The task force’s August 2015 report was based on a review of scores of studies about the use of violent video games published during the past decade.
More than 90% of U.S. children play video games, a figure that spikes to 97% among adolescents age 12 to 17, the APA noted. The association’s Task Force on Violent Media found that more than 85% of video game content contains some form of violence.
“No single risk factor consistently leads a person to act aggressively or violently,” the group noted. “Rather, it is the accumulation of risk factors that tends to lead to aggressive or violent behavior.”
The report noted that differing definitions of aggression and violence employed by psychologists, criminologists, physicians and other practitioners have prompted disagreement over the effects of playing violent video games.
The task force’s chairman said additional research should focus on how video game use affects individuals who may be at higher risk of violent or aggressive behavior.
“For example, how do depression or delinquency interact with violent video game use?” Mark Appelbaum said in a statement on the APA website.
The task force’s findings prompted the APA to update its 2005 resolution on the topic.
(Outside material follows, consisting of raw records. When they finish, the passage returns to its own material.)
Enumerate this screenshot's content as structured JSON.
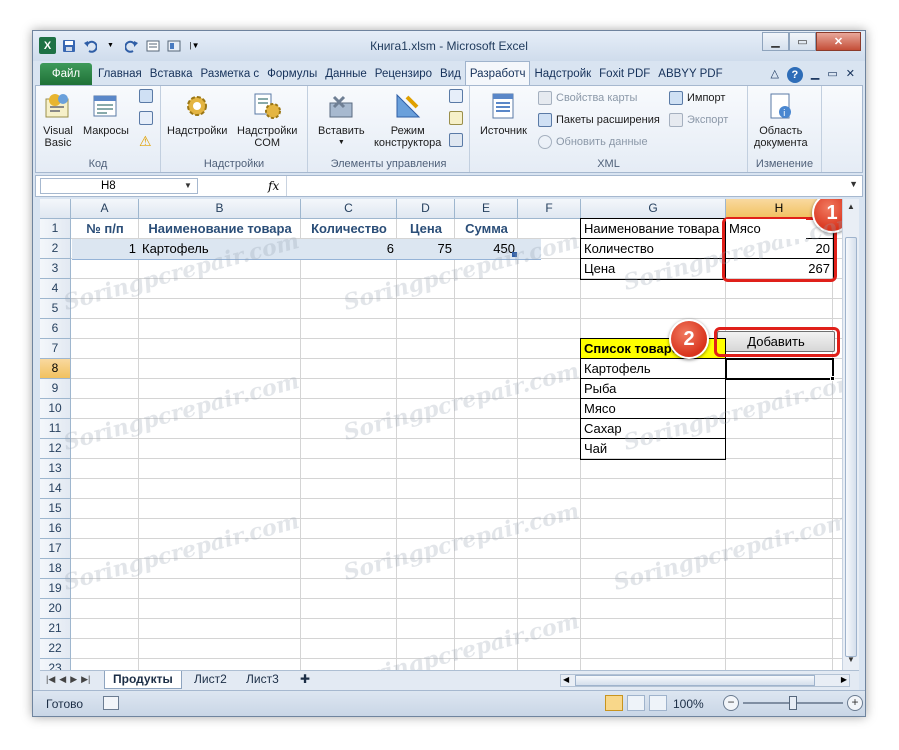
{
  "window": {
    "title": "Книга1.xlsm - Microsoft Excel",
    "qat_icons": [
      "excel-logo-icon",
      "save-icon",
      "undo-icon",
      "redo-icon",
      "quick-access-icon-1",
      "quick-access-icon-2",
      "customize-qat-icon"
    ]
  },
  "tabs": [
    {
      "label": "Файл"
    },
    {
      "label": "Главная"
    },
    {
      "label": "Вставка"
    },
    {
      "label": "Разметка с"
    },
    {
      "label": "Формулы"
    },
    {
      "label": "Данные"
    },
    {
      "label": "Рецензиро"
    },
    {
      "label": "Вид"
    },
    {
      "label": "Разработч"
    },
    {
      "label": "Надстройк"
    },
    {
      "label": "Foxit PDF"
    },
    {
      "label": "ABBYY PDF"
    }
  ],
  "ribbon": {
    "groups": {
      "code": "Код",
      "addins": "Надстройки",
      "controls": "Элементы управления",
      "xml": "XML",
      "modify": "Изменение"
    },
    "buttons": {
      "visual_basic_1": "Visual",
      "visual_basic_2": "Basic",
      "macros": "Макросы",
      "addins": "Надстройки",
      "com_addins_1": "Надстройки",
      "com_addins_2": "COM",
      "insert": "Вставить",
      "design_mode_1": "Режим",
      "design_mode_2": "конструктора",
      "source": "Источник",
      "map_properties": "Свойства карты",
      "expansion_packs": "Пакеты расширения",
      "refresh_data": "Обновить данные",
      "import": "Импорт",
      "export": "Экспорт",
      "doc_panel_1": "Область",
      "doc_panel_2": "документа"
    }
  },
  "formula_bar": {
    "name_box": "H8",
    "fx": "fx",
    "formula": ""
  },
  "columns": [
    "A",
    "B",
    "C",
    "D",
    "E",
    "F",
    "G",
    "H"
  ],
  "rows": [
    "1",
    "2",
    "3",
    "4",
    "5",
    "6",
    "7",
    "8",
    "9",
    "10",
    "11",
    "12",
    "13",
    "14",
    "15",
    "16",
    "17",
    "18",
    "19",
    "20",
    "21",
    "22",
    "23"
  ],
  "table": {
    "headers": [
      "№ п/п",
      "Наименование товара",
      "Количество",
      "Цена",
      "Сумма"
    ],
    "row": [
      "1",
      "Картофель",
      "6",
      "75",
      "450"
    ]
  },
  "input_form": {
    "name_label": "Наименование товара",
    "name_value": "Мясо",
    "qty_label": "Количество",
    "qty_value": "20",
    "price_label": "Цена",
    "price_value": "267",
    "add_button": "Добавить"
  },
  "product_list": {
    "title": "Список товаров",
    "items": [
      "Картофель",
      "Рыба",
      "Мясо",
      "Сахар",
      "Чай"
    ]
  },
  "callouts": {
    "one": "1",
    "two": "2"
  },
  "sheets": [
    {
      "label": "Продукты",
      "active": true
    },
    {
      "label": "Лист2",
      "active": false
    },
    {
      "label": "Лист3",
      "active": false
    }
  ],
  "status": {
    "ready": "Готово",
    "zoom": "100%"
  },
  "watermark": "Soringpcrepair.com",
  "colors": {
    "selected_header": "#f1c15f",
    "list_title_fill": "#ffff00",
    "callout": "#e0201a",
    "file_tab": "#1f7137"
  }
}
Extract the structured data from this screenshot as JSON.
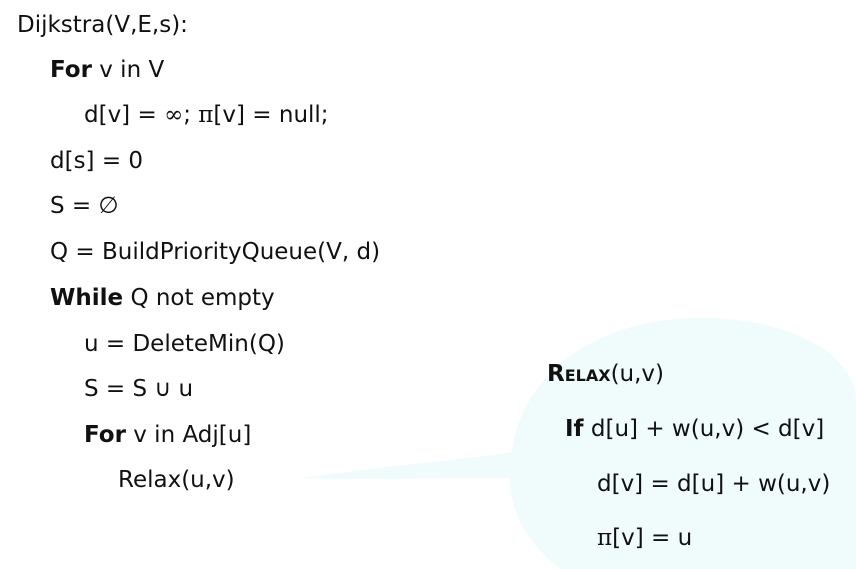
{
  "pseudocode": {
    "header": "Dijkstra(V,E,s):",
    "for_kw": "For",
    "for_rest": "v in V",
    "init_a": "d[v] = ",
    "infinity": "∞",
    "init_b": "; ",
    "pi": "π",
    "init_c": "[v] = null;",
    "ds": "d[s] = 0",
    "s_init_a": "S = ",
    "emptyset": "∅",
    "q_build": "Q = BuildPriorityQueue(V, d)",
    "while_kw": "While",
    "while_rest": "Q not empty",
    "deletemin": "u = DeleteMin(Q)",
    "s_union": "S = S ∪ u",
    "for2_kw": "For",
    "for2_rest": "v in Adj[u]",
    "relax_call": "Relax(u,v)"
  },
  "relax_box": {
    "title_kw": "Relax",
    "title_rest": "(u,v)",
    "if_kw": "If",
    "if_rest": "d[u] + w(u,v) < d[v]",
    "assign": "d[v] = d[u] + w(u,v)",
    "pi": "π",
    "pi_rest": "[v] = u",
    "bubble_color": "#f0fbfc"
  }
}
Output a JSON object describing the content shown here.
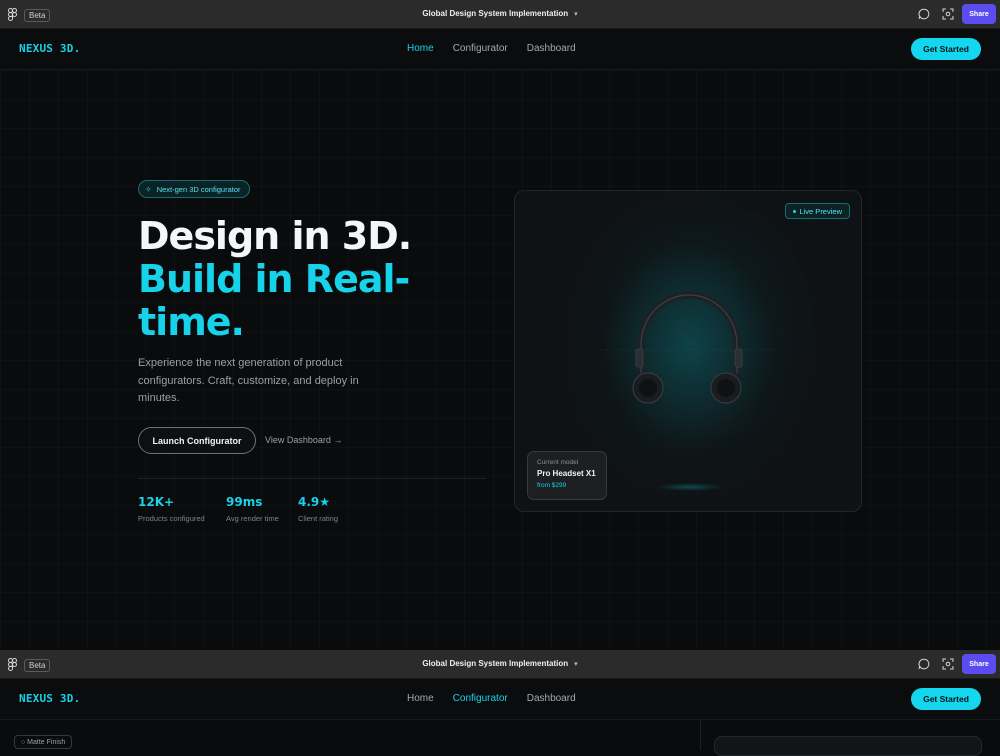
{
  "figma": {
    "beta": "Beta",
    "file_title": "Global Design System Implementation",
    "share": "Share"
  },
  "nav_top": {
    "brand": "NEXUS 3D.",
    "links": [
      "Home",
      "Configurator",
      "Dashboard"
    ],
    "active": "Home",
    "cta": "Get Started"
  },
  "hero": {
    "badge": "Next-gen 3D configurator",
    "title_line1": "Design in 3D.",
    "title_line2": "Build in Real-",
    "title_line3": "time.",
    "lead": "Experience the next generation of product configurators. Craft, customize, and deploy in minutes.",
    "primary_button": "Launch Configurator",
    "secondary_link": "View Dashboard →",
    "stats": [
      {
        "value": "12K+",
        "label": "Products configured"
      },
      {
        "value": "99ms",
        "label": "Avg render time"
      },
      {
        "value": "4.9★",
        "label": "Client rating"
      }
    ]
  },
  "preview": {
    "live_label": "Live Preview",
    "model_caption": "Current model",
    "model_name": "Pro Headset X1",
    "model_price": "from $299"
  },
  "nav_bottom": {
    "brand": "NEXUS 3D.",
    "links": [
      "Home",
      "Configurator",
      "Dashboard"
    ],
    "active": "Configurator",
    "cta": "Get Started"
  },
  "configurator_peek": {
    "finish_chip": "○ Matte Finish"
  },
  "colors": {
    "accent": "#16d3ea",
    "figma_share": "#5b4cf0",
    "background": "#0a0b0c"
  }
}
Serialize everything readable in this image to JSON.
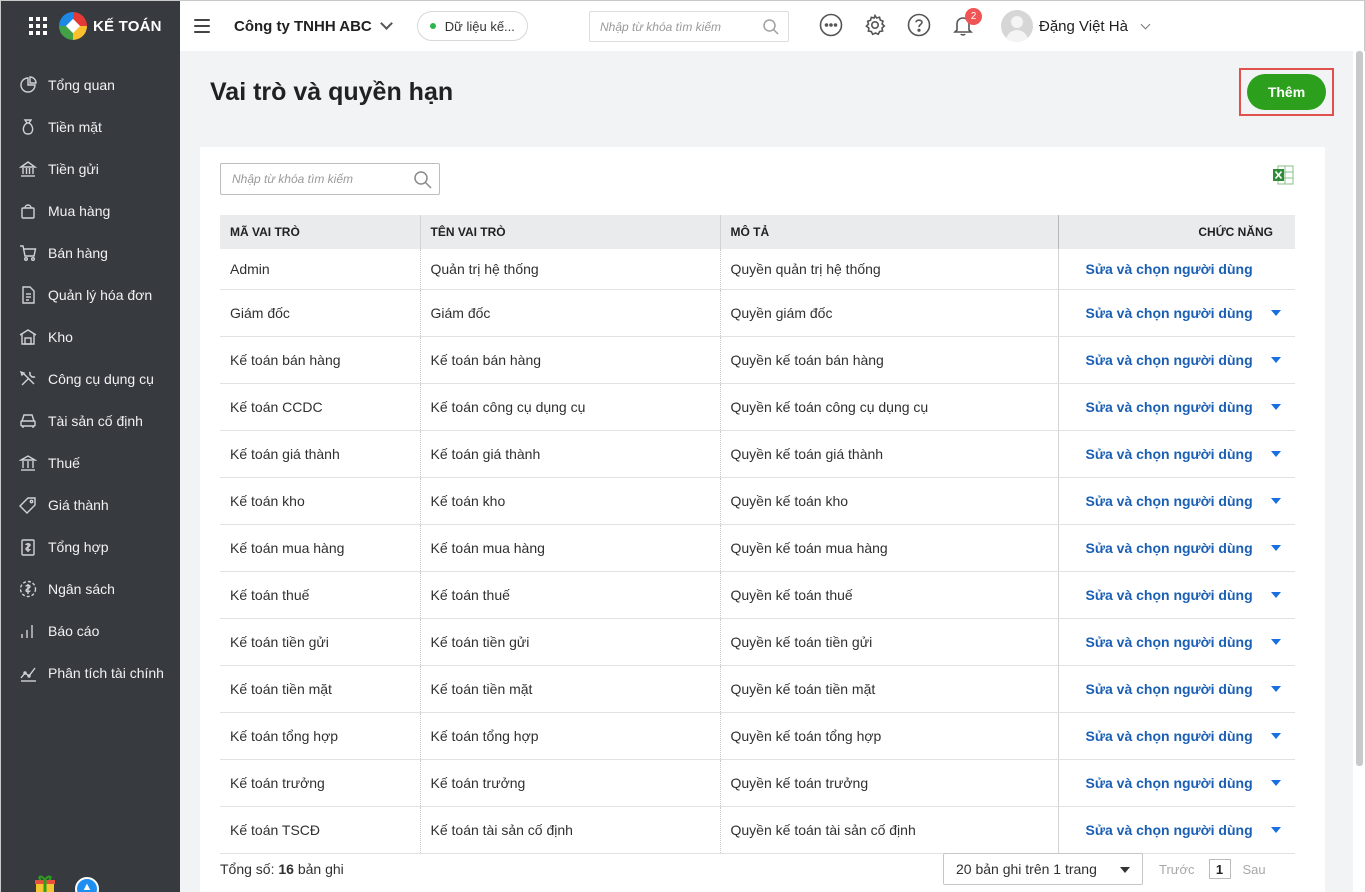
{
  "brand": {
    "logo_text": "KẾ TOÁN"
  },
  "sidebar": {
    "items": [
      {
        "label": "Tổng quan",
        "icon": "dashboard-icon"
      },
      {
        "label": "Tiền mặt",
        "icon": "money-bag-icon"
      },
      {
        "label": "Tiền gửi",
        "icon": "bank-icon"
      },
      {
        "label": "Mua hàng",
        "icon": "shopping-bag-icon"
      },
      {
        "label": "Bán hàng",
        "icon": "cart-icon"
      },
      {
        "label": "Quản lý hóa đơn",
        "icon": "invoice-icon"
      },
      {
        "label": "Kho",
        "icon": "warehouse-icon"
      },
      {
        "label": "Công cụ dụng cụ",
        "icon": "tools-icon"
      },
      {
        "label": "Tài sản cố định",
        "icon": "car-icon"
      },
      {
        "label": "Thuế",
        "icon": "tax-building-icon"
      },
      {
        "label": "Giá thành",
        "icon": "price-tag-icon"
      },
      {
        "label": "Tổng hợp",
        "icon": "ledger-icon"
      },
      {
        "label": "Ngân sách",
        "icon": "budget-icon"
      },
      {
        "label": "Báo cáo",
        "icon": "bar-chart-icon"
      },
      {
        "label": "Phân tích tài chính",
        "icon": "analytics-icon"
      }
    ]
  },
  "header": {
    "company": "Công ty TNHH ABC",
    "data_status": "Dữ liệu kế...",
    "search_placeholder": "Nhập từ khóa tìm kiếm",
    "notification_count": "2",
    "user_name": "Đặng Việt Hà"
  },
  "page": {
    "title": "Vai trò và quyền hạn",
    "add_button": "Thêm",
    "search_placeholder": "Nhập từ khóa tìm kiếm"
  },
  "table": {
    "columns": [
      "MÃ VAI TRÒ",
      "TÊN VAI TRÒ",
      "MÔ TẢ",
      "CHỨC NĂNG"
    ],
    "action_label": "Sửa và chọn người dùng",
    "rows": [
      {
        "code": "Admin",
        "name": "Quản trị hệ thống",
        "desc": "Quyền quản trị hệ thống"
      },
      {
        "code": "Giám đốc",
        "name": "Giám đốc",
        "desc": "Quyền giám đốc"
      },
      {
        "code": "Kế toán bán hàng",
        "name": "Kế toán bán hàng",
        "desc": "Quyền kế toán bán hàng"
      },
      {
        "code": "Kế toán CCDC",
        "name": "Kế toán công cụ dụng cụ",
        "desc": "Quyền kế toán công cụ dụng cụ"
      },
      {
        "code": "Kế toán giá thành",
        "name": "Kế toán giá thành",
        "desc": "Quyền kế toán giá thành"
      },
      {
        "code": "Kế toán kho",
        "name": "Kế toán kho",
        "desc": "Quyền kế toán kho"
      },
      {
        "code": "Kế toán mua hàng",
        "name": "Kế toán mua hàng",
        "desc": "Quyền kế toán mua hàng"
      },
      {
        "code": "Kế toán thuế",
        "name": "Kế toán thuế",
        "desc": "Quyền kế toán thuế"
      },
      {
        "code": "Kế toán tiền gửi",
        "name": "Kế toán tiền gửi",
        "desc": "Quyền kế toán tiền gửi"
      },
      {
        "code": "Kế toán tiền mặt",
        "name": "Kế toán tiền mặt",
        "desc": "Quyền kế toán tiền mặt"
      },
      {
        "code": "Kế toán tổng hợp",
        "name": "Kế toán tổng hợp",
        "desc": "Quyền kế toán tổng hợp"
      },
      {
        "code": "Kế toán trưởng",
        "name": "Kế toán trưởng",
        "desc": "Quyền kế toán trưởng"
      },
      {
        "code": "Kế toán TSCĐ",
        "name": "Kế toán tài sản cố định",
        "desc": "Quyền kế toán tài sản cố định"
      }
    ]
  },
  "footer": {
    "total_prefix": "Tổng số: ",
    "total_count": "16",
    "total_suffix": " bản ghi",
    "per_page": "20 bản ghi trên 1 trang",
    "prev": "Trước",
    "page": "1",
    "next": "Sau"
  },
  "colors": {
    "sidebar_bg": "#373b40",
    "primary_green": "#2ca01c",
    "link_blue": "#1a5fb4",
    "highlight_red": "#e0514b"
  }
}
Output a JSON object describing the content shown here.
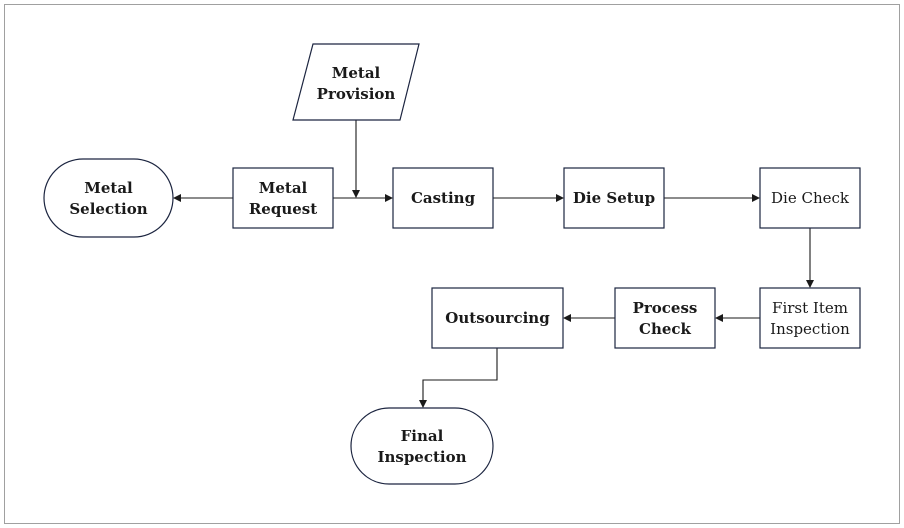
{
  "nodes": {
    "metal_provision": {
      "line1": "Metal",
      "line2": "Provision",
      "shape": "parallelogram"
    },
    "metal_selection": {
      "line1": "Metal",
      "line2": "Selection",
      "shape": "terminator"
    },
    "metal_request": {
      "line1": "Metal",
      "line2": "Request",
      "shape": "process"
    },
    "casting": {
      "line1": "Casting",
      "shape": "process"
    },
    "die_setup": {
      "line1": "Die Setup",
      "shape": "process"
    },
    "die_check": {
      "line1": "Die Check",
      "shape": "process"
    },
    "first_item_inspection": {
      "line1": "First Item",
      "line2": "Inspection",
      "shape": "process"
    },
    "process_check": {
      "line1": "Process",
      "line2": "Check",
      "shape": "process"
    },
    "outsourcing": {
      "line1": "Outsourcing",
      "shape": "process"
    },
    "final_inspection": {
      "line1": "Final",
      "line2": "Inspection",
      "shape": "terminator"
    }
  },
  "edges": [
    {
      "from": "metal_request",
      "to": "metal_selection"
    },
    {
      "from": "metal_request",
      "to": "casting"
    },
    {
      "from": "metal_provision",
      "to": "casting"
    },
    {
      "from": "casting",
      "to": "die_setup"
    },
    {
      "from": "die_setup",
      "to": "die_check"
    },
    {
      "from": "die_check",
      "to": "first_item_inspection"
    },
    {
      "from": "first_item_inspection",
      "to": "process_check"
    },
    {
      "from": "process_check",
      "to": "outsourcing"
    },
    {
      "from": "outsourcing",
      "to": "final_inspection"
    }
  ],
  "colors": {
    "stroke": "#1c2540",
    "frame": "#a0a0a0"
  }
}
Among other measures, the new resolution calls on the Entertainment Software Rating Board to enhance its rating system to signal the types and levels of violence in video games, and encourages the APA to raise public awareness.
The resolution also says future research should explore differences in the impact of violent video games based on the age, gender and ethnicity of players, as well as on the specific themes of games and the types of targets of video violence.
In a statement reported by CBS News, the Entertainment Software Association called the task force report “slanted” and said the APA was biased against video games.
“Numerous medical professionals, researchers, and courts all debunk the fundamental thesis of their argument,” the statement noted.
According to an April 2015 report by the trade association, more than 150 million Americans play video games, and consumers spent about $22 billion on games, hardware and accessories in 2014. The average player is 35 years old.
Nearly 90% of parents said they find the Entertainment Software Rating Board’s ratings to be helpful when choosing games for their children, the association reported.